[Saved data entries]
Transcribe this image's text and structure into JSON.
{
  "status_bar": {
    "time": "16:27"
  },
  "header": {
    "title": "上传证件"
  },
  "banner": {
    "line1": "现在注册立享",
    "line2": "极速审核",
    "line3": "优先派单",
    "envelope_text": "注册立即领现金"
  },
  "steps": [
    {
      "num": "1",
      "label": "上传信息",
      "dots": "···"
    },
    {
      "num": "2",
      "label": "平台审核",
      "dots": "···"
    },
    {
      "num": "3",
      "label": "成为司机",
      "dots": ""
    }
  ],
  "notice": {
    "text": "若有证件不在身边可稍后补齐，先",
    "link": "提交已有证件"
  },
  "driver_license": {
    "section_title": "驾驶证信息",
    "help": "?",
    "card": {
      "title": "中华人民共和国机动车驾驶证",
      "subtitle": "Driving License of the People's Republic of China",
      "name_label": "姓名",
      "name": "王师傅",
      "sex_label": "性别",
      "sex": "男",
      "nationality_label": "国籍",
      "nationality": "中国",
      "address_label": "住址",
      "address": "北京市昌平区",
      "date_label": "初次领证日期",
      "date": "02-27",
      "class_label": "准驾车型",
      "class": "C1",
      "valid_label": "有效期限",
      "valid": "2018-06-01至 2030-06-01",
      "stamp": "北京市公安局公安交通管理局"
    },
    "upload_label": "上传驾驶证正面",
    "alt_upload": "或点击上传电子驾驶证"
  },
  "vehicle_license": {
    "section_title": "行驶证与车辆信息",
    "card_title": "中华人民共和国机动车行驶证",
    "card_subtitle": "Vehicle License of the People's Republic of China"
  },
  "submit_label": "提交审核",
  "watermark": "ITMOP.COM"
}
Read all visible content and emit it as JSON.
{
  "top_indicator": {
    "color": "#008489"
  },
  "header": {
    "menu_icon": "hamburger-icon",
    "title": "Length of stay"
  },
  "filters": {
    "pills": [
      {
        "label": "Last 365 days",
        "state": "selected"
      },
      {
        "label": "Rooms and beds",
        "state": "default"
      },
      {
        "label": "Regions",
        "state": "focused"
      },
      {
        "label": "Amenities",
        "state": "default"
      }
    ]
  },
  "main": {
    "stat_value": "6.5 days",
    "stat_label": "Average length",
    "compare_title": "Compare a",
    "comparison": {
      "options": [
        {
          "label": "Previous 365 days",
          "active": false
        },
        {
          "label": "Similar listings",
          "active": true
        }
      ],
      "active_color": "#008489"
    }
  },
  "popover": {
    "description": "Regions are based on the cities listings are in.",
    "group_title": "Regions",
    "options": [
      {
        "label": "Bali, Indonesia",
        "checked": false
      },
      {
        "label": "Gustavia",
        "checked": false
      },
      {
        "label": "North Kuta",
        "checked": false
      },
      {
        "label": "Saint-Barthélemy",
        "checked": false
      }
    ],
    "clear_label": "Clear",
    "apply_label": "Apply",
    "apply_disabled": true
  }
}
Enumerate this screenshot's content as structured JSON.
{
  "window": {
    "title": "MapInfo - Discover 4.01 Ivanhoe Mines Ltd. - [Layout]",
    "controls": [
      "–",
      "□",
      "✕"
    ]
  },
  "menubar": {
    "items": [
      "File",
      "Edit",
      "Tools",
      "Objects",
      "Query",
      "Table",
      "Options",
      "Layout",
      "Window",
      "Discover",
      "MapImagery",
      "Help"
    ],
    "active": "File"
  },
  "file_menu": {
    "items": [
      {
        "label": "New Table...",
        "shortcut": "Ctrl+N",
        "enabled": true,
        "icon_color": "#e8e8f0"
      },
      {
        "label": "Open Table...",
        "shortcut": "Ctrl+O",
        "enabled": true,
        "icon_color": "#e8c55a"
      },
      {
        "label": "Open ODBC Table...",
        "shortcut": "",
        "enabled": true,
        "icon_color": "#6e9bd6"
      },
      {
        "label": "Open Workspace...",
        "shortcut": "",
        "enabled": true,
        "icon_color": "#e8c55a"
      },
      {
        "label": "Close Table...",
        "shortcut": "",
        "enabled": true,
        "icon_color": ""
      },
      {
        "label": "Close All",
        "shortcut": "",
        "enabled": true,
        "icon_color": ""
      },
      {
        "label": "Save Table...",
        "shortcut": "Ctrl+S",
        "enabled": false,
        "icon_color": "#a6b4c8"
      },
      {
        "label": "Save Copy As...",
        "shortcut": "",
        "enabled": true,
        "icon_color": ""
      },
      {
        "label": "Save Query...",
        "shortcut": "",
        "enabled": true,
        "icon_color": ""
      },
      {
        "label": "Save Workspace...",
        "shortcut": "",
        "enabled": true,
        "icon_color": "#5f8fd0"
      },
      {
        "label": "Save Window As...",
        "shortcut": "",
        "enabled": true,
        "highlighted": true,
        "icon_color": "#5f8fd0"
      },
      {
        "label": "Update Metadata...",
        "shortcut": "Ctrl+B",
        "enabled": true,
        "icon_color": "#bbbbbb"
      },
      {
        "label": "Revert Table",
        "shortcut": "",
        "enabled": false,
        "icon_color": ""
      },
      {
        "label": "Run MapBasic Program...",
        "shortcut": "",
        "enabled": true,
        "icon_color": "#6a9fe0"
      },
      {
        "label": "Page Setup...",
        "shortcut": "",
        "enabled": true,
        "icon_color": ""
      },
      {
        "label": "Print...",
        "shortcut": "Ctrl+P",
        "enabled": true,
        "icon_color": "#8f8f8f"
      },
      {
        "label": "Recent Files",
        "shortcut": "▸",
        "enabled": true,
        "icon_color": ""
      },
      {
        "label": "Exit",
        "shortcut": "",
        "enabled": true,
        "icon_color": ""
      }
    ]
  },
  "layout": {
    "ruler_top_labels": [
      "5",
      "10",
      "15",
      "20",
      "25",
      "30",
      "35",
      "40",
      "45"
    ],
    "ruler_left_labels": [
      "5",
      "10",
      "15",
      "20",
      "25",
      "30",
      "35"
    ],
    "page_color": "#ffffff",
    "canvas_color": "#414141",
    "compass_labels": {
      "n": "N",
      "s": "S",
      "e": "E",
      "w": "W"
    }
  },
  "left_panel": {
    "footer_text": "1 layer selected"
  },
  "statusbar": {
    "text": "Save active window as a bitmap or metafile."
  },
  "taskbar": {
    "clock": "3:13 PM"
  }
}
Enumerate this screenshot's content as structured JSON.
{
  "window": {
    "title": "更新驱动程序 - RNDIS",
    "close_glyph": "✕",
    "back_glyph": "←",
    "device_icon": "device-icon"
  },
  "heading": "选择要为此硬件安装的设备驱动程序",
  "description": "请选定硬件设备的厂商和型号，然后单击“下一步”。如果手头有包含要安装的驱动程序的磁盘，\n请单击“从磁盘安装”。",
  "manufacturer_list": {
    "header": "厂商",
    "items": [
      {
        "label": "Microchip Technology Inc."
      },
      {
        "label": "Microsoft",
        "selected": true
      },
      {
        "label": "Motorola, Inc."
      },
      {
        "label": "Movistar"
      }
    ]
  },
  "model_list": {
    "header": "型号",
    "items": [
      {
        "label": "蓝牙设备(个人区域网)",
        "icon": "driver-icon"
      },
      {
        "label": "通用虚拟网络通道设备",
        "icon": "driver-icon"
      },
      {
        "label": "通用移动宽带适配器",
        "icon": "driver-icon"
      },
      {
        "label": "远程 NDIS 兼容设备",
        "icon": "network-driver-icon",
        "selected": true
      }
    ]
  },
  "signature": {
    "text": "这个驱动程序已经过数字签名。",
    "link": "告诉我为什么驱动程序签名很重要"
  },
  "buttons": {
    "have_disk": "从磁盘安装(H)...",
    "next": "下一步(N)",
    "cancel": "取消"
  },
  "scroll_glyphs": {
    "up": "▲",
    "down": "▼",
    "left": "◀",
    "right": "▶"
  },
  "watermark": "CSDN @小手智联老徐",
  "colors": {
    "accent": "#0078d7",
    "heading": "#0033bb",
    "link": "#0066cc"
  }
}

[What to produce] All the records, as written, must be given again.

[Reply]
Transcribe this image's text and structure into JSON.
{
  "status_bar": {
    "time": "16:27"
  },
  "header": {
    "title": "上传证件"
  },
  "banner": {
    "line1": "现在注册立享",
    "line2": "极速审核",
    "line3": "优先派单",
    "envelope_text": "注册立即领现金"
  },
  "steps": [
    {
      "num": "1",
      "label": "上传信息",
      "dots": "···"
    },
    {
      "num": "2",
      "label": "平台审核",
      "dots": "···"
    },
    {
      "num": "3",
      "label": "成为司机",
      "dots": ""
    }
  ],
  "notice": {
    "text": "若有证件不在身边可稍后补齐，先",
    "link": "提交已有证件"
  },
  "driver_license": {
    "section_title": "驾驶证信息",
    "help": "?",
    "card": {
      "title": "中华人民共和国机动车驾驶证",
      "subtitle": "Driving License of the People's Republic of China",
      "name_label": "姓名",
      "name": "王师傅",
      "sex_label": "性别",
      "sex": "男",
      "nationality_label": "国籍",
      "nationality": "中国",
      "address_label": "住址",
      "address": "北京市昌平区",
      "date_label": "初次领证日期",
      "date": "02-27",
      "class_label": "准驾车型",
      "class": "C1",
      "valid_label": "有效期限",
      "valid": "2018-06-01至 2030-06-01",
      "stamp": "北京市公安局公安交通管理局"
    },
    "upload_label": "上传驾驶证正面",
    "alt_upload": "或点击上传电子驾驶证"
  },
  "vehicle_license": {
    "section_title": "行驶证与车辆信息",
    "card_title": "中华人民共和国机动车行驶证",
    "card_subtitle": "Vehicle License of the People's Republic of China"
  },
  "submit_label": "提交审核",
  "watermark": "ITMOP.COM"
}
Read all visible content and emit it as JSON.
{
  "top_indicator": {
    "color": "#008489"
  },
  "header": {
    "menu_icon": "hamburger-icon",
    "title": "Length of stay"
  },
  "filters": {
    "pills": [
      {
        "label": "Last 365 days",
        "state": "selected"
      },
      {
        "label": "Rooms and beds",
        "state": "default"
      },
      {
        "label": "Regions",
        "state": "focused"
      },
      {
        "label": "Amenities",
        "state": "default"
      }
    ]
  },
  "main": {
    "stat_value": "6.5 days",
    "stat_label": "Average length",
    "compare_title": "Compare a",
    "comparison": {
      "options": [
        {
          "label": "Previous 365 days",
          "active": false
        },
        {
          "label": "Similar listings",
          "active": true
        }
      ],
      "active_color": "#008489"
    }
  },
  "popover": {
    "description": "Regions are based on the cities listings are in.",
    "group_title": "Regions",
    "options": [
      {
        "label": "Bali, Indonesia",
        "checked": false
      },
      {
        "label": "Gustavia",
        "checked": false
      },
      {
        "label": "North Kuta",
        "checked": false
      },
      {
        "label": "Saint-Barthélemy",
        "checked": false
      }
    ],
    "clear_label": "Clear",
    "apply_label": "Apply",
    "apply_disabled": true
  }
}
Enumerate this screenshot's content as structured JSON.
{
  "window": {
    "title": "MapInfo - Discover 4.01 Ivanhoe Mines Ltd. - [Layout]",
    "controls": [
      "–",
      "□",
      "✕"
    ]
  },
  "menubar": {
    "items": [
      "File",
      "Edit",
      "Tools",
      "Objects",
      "Query",
      "Table",
      "Options",
      "Layout",
      "Window",
      "Discover",
      "MapImagery",
      "Help"
    ],
    "active": "File"
  },
  "file_menu": {
    "items": [
      {
        "label": "New Table...",
        "shortcut": "Ctrl+N",
        "enabled": true,
        "icon_color": "#e8e8f0"
      },
      {
        "label": "Open Table...",
        "shortcut": "Ctrl+O",
        "enabled": true,
        "icon_color": "#e8c55a"
      },
      {
        "label": "Open ODBC Table...",
        "shortcut": "",
        "enabled": true,
        "icon_color": "#6e9bd6"
      },
      {
        "label": "Open Workspace...",
        "shortcut": "",
        "enabled": true,
        "icon_color": "#e8c55a"
      },
      {
        "label": "Close Table...",
        "shortcut": "",
        "enabled": true,
        "icon_color": ""
      },
      {
        "label": "Close All",
        "shortcut": "",
        "enabled": true,
        "icon_color": ""
      },
      {
        "label": "Save Table...",
        "shortcut": "Ctrl+S",
        "enabled": false,
        "icon_color": "#a6b4c8"
      },
      {
        "label": "Save Copy As...",
        "shortcut": "",
        "enabled": true,
        "icon_color": ""
      },
      {
        "label": "Save Query...",
        "shortcut": "",
        "enabled": true,
        "icon_color": ""
      },
      {
        "label": "Save Workspace...",
        "shortcut": "",
        "enabled": true,
        "icon_color": "#5f8fd0"
      },
      {
        "label": "Save Window As...",
        "shortcut": "",
        "enabled": true,
        "highlighted": true,
        "icon_color": "#5f8fd0"
      },
      {
        "label": "Update Metadata...",
        "shortcut": "Ctrl+B",
        "enabled": true,
        "icon_color": "#bbbbbb"
      },
      {
        "label": "Revert Table",
        "shortcut": "",
        "enabled": false,
        "icon_color": ""
      },
      {
        "label": "Run MapBasic Program...",
        "shortcut": "",
        "enabled": true,
        "icon_color": "#6a9fe0"
      },
      {
        "label": "Page Setup...",
        "shortcut": "",
        "enabled": true,
        "icon_color": ""
      },
      {
        "label": "Print...",
        "shortcut": "Ctrl+P",
        "enabled": true,
        "icon_color": "#8f8f8f"
      },
      {
        "label": "Recent Files",
        "shortcut": "▸",
        "enabled": true,
        "icon_color": ""
      },
      {
        "label": "Exit",
        "shortcut": "",
        "enabled": true,
        "icon_color": ""
      }
    ]
  },
  "layout": {
    "ruler_top_labels": [
      "5",
      "10",
      "15",
      "20",
      "25",
      "30",
      "35",
      "40",
      "45"
    ],
    "ruler_left_labels": [
      "5",
      "10",
      "15",
      "20",
      "25",
      "30",
      "35"
    ],
    "page_color": "#ffffff",
    "canvas_color": "#414141",
    "compass_labels": {
      "n": "N",
      "s": "S",
      "e": "E",
      "w": "W"
    }
  },
  "left_panel": {
    "footer_text": "1 layer selected"
  },
  "statusbar": {
    "text": "Save active window as a bitmap or metafile."
  },
  "taskbar": {
    "clock": "3:13 PM"
  }
}
Enumerate this screenshot's content as structured JSON.
{
  "window": {
    "title": "更新驱动程序 - RNDIS",
    "close_glyph": "✕",
    "back_glyph": "←",
    "device_icon": "device-icon"
  },
  "heading": "选择要为此硬件安装的设备驱动程序",
  "description": "请选定硬件设备的厂商和型号，然后单击“下一步”。如果手头有包含要安装的驱动程序的磁盘，\n请单击“从磁盘安装”。",
  "manufacturer_list": {
    "header": "厂商",
    "items": [
      {
        "label": "Microchip Technology Inc."
      },
      {
        "label": "Microsoft",
        "selected": true
      },
      {
        "label": "Motorola, Inc."
      },
      {
        "label": "Movistar"
      }
    ]
  },
  "model_list": {
    "header": "型号",
    "items": [
      {
        "label": "蓝牙设备(个人区域网)",
        "icon": "driver-icon"
      },
      {
        "label": "通用虚拟网络通道设备",
        "icon": "driver-icon"
      },
      {
        "label": "通用移动宽带适配器",
        "icon": "driver-icon"
      },
      {
        "label": "远程 NDIS 兼容设备",
        "icon": "network-driver-icon",
        "selected": true
      }
    ]
  },
  "signature": {
    "text": "这个驱动程序已经过数字签名。",
    "link": "告诉我为什么驱动程序签名很重要"
  },
  "buttons": {
    "have_disk": "从磁盘安装(H)...",
    "next": "下一步(N)",
    "cancel": "取消"
  },
  "scroll_glyphs": {
    "up": "▲",
    "down": "▼",
    "left": "◀",
    "right": "▶"
  },
  "watermark": "CSDN @小手智联老徐",
  "colors": {
    "accent": "#0078d7",
    "heading": "#0033bb",
    "link": "#0066cc"
  }
}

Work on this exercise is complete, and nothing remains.